This week started by looking for an activity to play in the sprint retrospective, with one of the most experienced scrum teams that I have the pleasure to work with. What I had in mind was to play something to help the team to reinforce some scrum practices and encourage their continuous improvement, by using the scrum values (Commitment, Openness, Focus, Respect, and Courage).
So once again, my friends of tastycupcakes.org
offered me an example that we applied with amazing results. We played the Value Driven retrospective game
by using a little twist of the LeanCoffee
format to organize and track the meeting, but just in this case, the subjects to discuss were the scrum values.
Here were the steps that we followed to prepare the game
- Print out a copy of each scrum value per developer in a paper card.
- Print out one copy of each scrum value to put into the personal kanban.
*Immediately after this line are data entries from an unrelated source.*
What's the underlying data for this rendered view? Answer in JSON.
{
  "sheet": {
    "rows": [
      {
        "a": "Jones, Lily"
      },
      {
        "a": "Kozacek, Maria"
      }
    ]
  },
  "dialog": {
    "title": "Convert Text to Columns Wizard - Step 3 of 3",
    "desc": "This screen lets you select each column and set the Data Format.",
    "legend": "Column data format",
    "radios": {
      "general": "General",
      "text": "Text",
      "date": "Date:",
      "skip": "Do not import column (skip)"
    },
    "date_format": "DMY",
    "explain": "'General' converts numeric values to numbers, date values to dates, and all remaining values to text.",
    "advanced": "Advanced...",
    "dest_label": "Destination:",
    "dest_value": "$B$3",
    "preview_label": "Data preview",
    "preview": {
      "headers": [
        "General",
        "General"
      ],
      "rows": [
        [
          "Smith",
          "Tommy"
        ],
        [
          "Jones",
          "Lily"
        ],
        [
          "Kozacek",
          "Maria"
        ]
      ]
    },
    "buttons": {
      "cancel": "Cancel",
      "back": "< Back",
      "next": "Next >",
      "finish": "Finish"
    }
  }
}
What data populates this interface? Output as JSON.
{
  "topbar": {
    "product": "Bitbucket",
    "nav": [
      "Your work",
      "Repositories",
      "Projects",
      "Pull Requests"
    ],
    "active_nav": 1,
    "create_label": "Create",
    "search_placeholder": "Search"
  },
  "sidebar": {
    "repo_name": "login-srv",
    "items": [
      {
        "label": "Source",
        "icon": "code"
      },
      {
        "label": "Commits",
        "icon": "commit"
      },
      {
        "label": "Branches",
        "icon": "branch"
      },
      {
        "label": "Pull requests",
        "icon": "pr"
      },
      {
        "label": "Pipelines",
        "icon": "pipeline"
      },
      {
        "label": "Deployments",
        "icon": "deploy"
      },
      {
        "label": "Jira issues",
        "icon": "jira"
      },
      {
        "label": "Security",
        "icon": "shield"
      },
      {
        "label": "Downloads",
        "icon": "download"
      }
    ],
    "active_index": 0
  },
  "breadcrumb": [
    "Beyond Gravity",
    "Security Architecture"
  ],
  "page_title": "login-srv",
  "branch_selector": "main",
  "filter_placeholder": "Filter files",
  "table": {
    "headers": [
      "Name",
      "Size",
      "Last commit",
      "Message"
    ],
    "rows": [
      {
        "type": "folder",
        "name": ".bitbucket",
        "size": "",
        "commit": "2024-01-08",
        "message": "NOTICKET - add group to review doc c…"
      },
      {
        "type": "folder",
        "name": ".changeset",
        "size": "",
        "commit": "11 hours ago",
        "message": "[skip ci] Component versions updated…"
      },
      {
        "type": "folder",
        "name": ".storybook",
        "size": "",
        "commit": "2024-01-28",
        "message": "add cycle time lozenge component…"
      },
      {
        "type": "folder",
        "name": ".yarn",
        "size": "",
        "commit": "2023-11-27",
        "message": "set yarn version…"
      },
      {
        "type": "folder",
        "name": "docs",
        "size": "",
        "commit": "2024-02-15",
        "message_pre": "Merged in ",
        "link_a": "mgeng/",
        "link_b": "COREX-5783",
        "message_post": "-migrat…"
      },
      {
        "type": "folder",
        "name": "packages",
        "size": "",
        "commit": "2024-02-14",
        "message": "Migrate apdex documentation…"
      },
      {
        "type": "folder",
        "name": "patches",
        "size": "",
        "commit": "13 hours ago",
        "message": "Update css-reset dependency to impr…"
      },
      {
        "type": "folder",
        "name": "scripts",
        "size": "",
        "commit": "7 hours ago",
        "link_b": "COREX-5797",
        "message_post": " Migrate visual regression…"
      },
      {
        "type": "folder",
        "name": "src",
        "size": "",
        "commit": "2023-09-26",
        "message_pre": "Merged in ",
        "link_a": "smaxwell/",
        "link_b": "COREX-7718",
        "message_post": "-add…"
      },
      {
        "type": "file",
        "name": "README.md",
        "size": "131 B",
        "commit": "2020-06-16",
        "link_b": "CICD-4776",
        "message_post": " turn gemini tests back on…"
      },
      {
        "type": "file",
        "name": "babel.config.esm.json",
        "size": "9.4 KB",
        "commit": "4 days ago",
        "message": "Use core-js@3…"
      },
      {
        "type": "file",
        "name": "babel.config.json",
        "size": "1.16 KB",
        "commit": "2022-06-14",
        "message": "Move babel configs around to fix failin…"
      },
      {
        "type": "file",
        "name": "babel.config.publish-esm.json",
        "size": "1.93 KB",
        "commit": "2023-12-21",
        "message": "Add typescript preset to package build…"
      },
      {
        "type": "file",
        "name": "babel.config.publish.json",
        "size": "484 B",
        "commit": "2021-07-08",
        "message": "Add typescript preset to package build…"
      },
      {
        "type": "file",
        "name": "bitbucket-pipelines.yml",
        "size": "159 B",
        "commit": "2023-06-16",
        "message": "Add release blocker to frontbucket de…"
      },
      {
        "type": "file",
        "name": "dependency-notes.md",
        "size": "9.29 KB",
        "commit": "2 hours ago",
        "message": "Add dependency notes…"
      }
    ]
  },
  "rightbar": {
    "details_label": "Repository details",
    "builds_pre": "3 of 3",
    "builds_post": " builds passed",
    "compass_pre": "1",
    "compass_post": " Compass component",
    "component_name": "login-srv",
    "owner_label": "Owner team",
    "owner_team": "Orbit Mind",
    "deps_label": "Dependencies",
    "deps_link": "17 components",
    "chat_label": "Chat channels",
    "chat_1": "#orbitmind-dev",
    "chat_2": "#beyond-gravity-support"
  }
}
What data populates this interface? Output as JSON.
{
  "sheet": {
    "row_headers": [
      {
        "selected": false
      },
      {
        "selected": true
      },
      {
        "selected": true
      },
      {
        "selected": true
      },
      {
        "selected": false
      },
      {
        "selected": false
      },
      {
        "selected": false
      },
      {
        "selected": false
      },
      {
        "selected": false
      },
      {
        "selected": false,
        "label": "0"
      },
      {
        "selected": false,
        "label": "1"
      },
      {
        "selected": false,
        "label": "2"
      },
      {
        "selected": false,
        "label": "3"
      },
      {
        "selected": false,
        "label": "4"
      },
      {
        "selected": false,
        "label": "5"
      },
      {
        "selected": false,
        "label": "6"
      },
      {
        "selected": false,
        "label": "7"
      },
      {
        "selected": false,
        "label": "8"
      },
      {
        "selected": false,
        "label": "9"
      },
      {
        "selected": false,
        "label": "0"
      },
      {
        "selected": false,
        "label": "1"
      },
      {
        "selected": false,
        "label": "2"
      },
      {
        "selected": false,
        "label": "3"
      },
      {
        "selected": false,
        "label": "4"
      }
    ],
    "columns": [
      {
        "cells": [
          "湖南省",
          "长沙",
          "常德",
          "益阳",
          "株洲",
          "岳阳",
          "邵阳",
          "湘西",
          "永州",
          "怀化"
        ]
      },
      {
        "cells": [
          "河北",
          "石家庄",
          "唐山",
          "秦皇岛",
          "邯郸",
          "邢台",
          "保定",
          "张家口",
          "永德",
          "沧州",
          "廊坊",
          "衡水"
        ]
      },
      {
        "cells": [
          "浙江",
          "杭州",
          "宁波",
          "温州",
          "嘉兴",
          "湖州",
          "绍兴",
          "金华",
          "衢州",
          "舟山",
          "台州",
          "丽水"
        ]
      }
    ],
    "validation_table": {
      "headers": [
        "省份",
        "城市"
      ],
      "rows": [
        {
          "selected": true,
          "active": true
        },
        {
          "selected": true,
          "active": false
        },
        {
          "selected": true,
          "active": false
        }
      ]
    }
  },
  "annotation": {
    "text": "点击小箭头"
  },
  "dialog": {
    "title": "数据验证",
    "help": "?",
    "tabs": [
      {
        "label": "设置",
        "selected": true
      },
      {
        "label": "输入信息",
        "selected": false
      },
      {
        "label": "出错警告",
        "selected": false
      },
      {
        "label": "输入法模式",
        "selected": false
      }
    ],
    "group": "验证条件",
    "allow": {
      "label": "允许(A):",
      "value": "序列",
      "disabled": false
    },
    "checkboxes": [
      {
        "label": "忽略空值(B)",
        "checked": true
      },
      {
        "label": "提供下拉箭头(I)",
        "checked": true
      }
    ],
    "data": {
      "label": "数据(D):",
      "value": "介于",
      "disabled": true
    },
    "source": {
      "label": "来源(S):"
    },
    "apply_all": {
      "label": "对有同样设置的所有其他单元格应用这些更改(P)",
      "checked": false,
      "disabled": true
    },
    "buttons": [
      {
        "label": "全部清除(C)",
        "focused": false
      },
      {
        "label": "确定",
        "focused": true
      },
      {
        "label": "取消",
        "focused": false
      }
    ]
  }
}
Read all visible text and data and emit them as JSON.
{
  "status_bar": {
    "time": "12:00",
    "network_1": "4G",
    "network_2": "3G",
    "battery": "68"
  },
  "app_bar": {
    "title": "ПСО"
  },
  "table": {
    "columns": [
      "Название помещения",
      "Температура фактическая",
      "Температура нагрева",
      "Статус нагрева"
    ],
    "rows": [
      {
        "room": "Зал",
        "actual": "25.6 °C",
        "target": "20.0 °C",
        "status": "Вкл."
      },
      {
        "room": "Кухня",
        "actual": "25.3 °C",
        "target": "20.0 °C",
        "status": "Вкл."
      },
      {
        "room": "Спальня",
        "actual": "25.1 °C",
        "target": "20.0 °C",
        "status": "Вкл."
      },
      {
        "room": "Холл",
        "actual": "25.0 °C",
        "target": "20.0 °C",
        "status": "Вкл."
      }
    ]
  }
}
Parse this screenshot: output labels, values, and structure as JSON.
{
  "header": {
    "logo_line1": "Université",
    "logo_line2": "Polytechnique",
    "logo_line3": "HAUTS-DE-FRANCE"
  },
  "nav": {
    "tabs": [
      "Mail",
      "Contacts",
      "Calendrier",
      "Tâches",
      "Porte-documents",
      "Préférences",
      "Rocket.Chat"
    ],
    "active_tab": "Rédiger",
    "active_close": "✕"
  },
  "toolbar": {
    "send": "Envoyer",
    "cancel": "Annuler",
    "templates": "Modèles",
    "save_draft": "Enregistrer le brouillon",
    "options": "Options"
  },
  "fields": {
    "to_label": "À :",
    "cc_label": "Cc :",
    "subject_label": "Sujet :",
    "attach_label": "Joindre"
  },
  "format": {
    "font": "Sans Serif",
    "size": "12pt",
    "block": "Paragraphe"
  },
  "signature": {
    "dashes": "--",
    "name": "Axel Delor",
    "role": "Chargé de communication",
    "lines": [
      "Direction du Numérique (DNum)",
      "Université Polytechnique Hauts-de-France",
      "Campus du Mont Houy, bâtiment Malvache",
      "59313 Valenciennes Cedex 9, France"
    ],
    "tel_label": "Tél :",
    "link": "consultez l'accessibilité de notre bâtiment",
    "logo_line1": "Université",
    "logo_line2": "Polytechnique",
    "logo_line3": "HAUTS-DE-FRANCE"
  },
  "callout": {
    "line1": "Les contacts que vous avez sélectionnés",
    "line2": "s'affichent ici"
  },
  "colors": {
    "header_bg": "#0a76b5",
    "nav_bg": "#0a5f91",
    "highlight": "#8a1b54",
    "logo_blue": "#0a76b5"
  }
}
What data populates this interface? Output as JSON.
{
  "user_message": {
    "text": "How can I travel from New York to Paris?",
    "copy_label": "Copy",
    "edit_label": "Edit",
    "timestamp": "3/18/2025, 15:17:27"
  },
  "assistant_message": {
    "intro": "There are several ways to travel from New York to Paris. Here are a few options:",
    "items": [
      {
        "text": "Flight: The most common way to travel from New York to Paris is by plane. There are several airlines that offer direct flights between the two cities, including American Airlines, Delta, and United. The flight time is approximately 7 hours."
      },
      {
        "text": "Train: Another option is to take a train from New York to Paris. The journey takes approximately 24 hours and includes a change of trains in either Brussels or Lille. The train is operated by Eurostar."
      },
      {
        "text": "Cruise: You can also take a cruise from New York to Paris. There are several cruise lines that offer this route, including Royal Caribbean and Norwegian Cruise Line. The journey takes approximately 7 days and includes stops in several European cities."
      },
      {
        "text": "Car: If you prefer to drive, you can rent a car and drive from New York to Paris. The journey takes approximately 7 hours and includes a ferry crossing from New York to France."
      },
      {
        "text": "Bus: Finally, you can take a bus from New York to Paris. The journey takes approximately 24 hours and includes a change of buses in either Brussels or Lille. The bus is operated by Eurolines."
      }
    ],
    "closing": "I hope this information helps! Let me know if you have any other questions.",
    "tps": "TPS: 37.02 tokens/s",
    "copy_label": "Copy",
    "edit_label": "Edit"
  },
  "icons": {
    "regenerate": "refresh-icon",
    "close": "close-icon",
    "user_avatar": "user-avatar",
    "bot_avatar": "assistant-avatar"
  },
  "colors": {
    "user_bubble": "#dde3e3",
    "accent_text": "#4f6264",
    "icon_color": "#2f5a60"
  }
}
Once we got here, we were ready to start playing the game
, so here we go with the steps that we suggest you to follow to complete this incredible activity:
- Give the printed scrum value paper cards to each team member.
- Set up a personal kanban, with the printed scrum value paper cards, to provide a structure for the conversation.
- Ask the team to order in priority the scrum values and then start discussing the first one on the top of the list.
- Provide a quick overview of the scrum values. Try asking for a volunteer to read the definition of the selected scrum value.
- Take the scrum value, and asks the team, to get an individual initial pulse, “How do you feel we are doing in value x“. Ask the team to rate the value from one to five, I ask them to write down their note on the paper. Make sure to try to get the team to vote all at once, since, some members may be unconsciously influenced by another’s vote.
- Do a round table asking for a volunteer to start answering Why did you vote 5? For the ’2′s’, why did you vote 2?”. Allow a short time for discussion.
- Now that the team has a deeper understanding of others perspectives, ask the team to vote again on the value using the Fists-to-Five or their hand fingers. Ask the team to commit to a number from the second round. If there is a significant divide, such as half 4′s and half 5′s, I take the lower number.
- Ask the team to write down the number agreed to in a sticker and them put it into the evaluated scrum value.
- Do this for each value.
- Once you are done each value, ask the team: “Which value do we want to improve on until our next meeting?”. Gain commitment from the team through discussion and visual vote, such as Fists-to-Five or thumbs up/thumbs down.
- Ask the team ”What is the one thing we can do to improve living this value?”. Stress that it is just one thing, since this brings focus and increases success of the improvement, rather than tackling too much and failing.
- Allow the team to discuss. Gain consensus and commitment to what the team will do to improve by the next Retrospective/meeting. Phrase the commitment into a Believe Statement: The Believe Statement format is: We Believe in [insert value], therefore we will [insert what we do] . For example, our team’s “Believe Statement” was “We Believe in Courage, therefore we will have a team building get together so we can establish a safer environment to be courageous with one another. “
- Ask them to write the Believe Statement and post it in a visible place for the team. It is recommended placing the Believe Statement on to the Value Card so it reminds the of our current status and that we are doing something specifically to improve it. It is also handy so that you do not forget to review your results in your next Retrospective.
- Review your Believe Statement/Goal and the results the next meeting and then repeat the process.
When to use this game:
Highly recommended activity when you get some concrete examples to explain how the team is doing regarding the scrum values, and bring them to the table if the team doesn’t during the discussion to agree on a note for the scrum value.
Awesome results, the team was able to discuss about their scrum practices without forcing them to do it.
Now is the time to try it by yourself, and share your experiences with us. Try it differently by adding your own touch and then let us know.
See you in the next pill and thank you for reading.